I’ve been stashing my extra funds in PayPal because it is paying 2.29%, which seems better than any money market bank account, as there is no minimum required. Any Money Market fund you can find over 2.2% is good right now. I think you may have to select that you want the interest earning Money Market type account in PayPal. Can’t recall how I got it. Now PayPal isn’t insured by FDIC, but then it also isn’t a bank. It is owned by eBay. Paypal has never been in the mortgage business, so I’m hoping it is safer.
I also bank at a Credit Union. By federal law, credit unions can’t file for bankruptcy.
From what I read today, there is no need to worry that we’re going to have another “Great Depression.” There are government controls and regulations that have been in place since that crisis to prevent another. There have been other recessions, and this one is likely to be a doozy.
To be safest, pay off your credit card debt, and pay cash from now on. Keep your home and your car fixed up, as you are unlikely to be able to get a loan for a new one unless you have sterling credit (because your credit cards are paid up.)
Even if you feel your working spouse has a secure job and income, now would be a good time to start a home business. It will be hard for a currently non-working spouse to find employment when so many others with recent job experience are also looking for work. To meet this need, I have started a multiuser blog where blogging homeschool parents will be allowed to sell their products or through affiliate relations sell the products of others, just so long as they follow the terms of service. If you feel you could earn money online, do consider starting a blog on A2ZHomeschool Blogs
Pay attention to the FREE STUFF I have on my site. There are both free and commercial educational resources on my site. Some of the free lists and links are just as good as the ones you could pay for. For example, you could pay for a list of good books for kids, or you could go to a list of good books on my site, print it out, and then check the books out of the library as needed. (Just be careful not to get late fines!) You can get free lesson plans and unit studies, or you could pay someone else a whole lot of money to do it for you.
Are these entirely free? Well, I’m assuming you already have a computer and internet access, and those aren’t free. But if you can still manage to pay for online services, you can homeschool for free after that.
When you homeschool for free, you also have to do your own record keeping. I also have a free Excel spreadsheet for doing that – and other types of free or low cost record keeping, too.
You ONLY need to keep records a) if your state requires it; b) you just like having a progress record; or c) you have a high schooler who will want a transcript one day.

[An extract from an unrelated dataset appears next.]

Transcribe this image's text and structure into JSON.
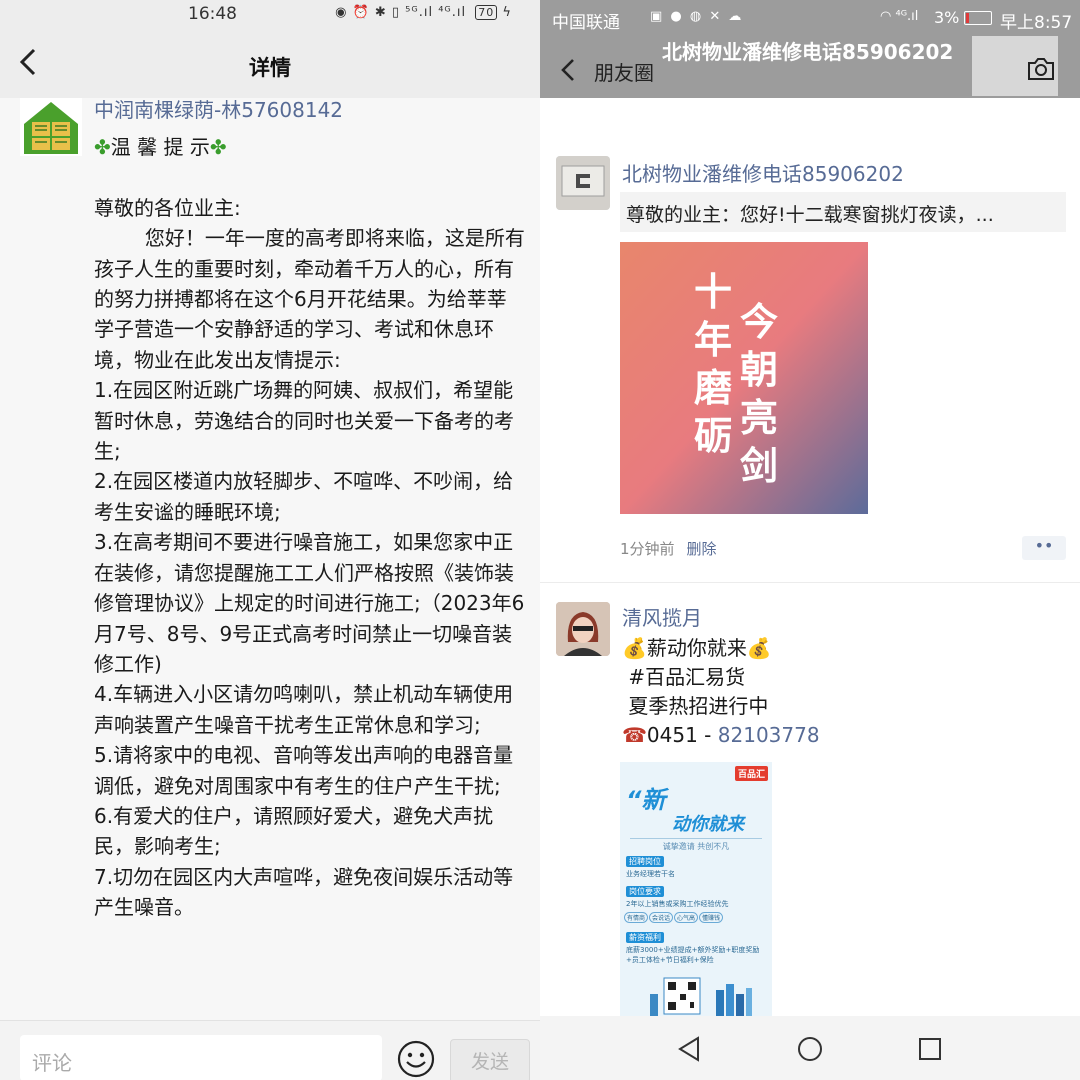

Last time there was a recession, the state stopped funding charter schools and school districts stopped funding homeschool programs. My advice: don’t get too dependent on reimbursements for curriculum expenses through charter schools and public school programs. When legislators start looking for cutbacks in spending, the odds of charters being able to refund curriculum expenses to individual families is not exactly high on law makers’ spending lists. School districts are also likely to close their homeschool programs. Ours already has.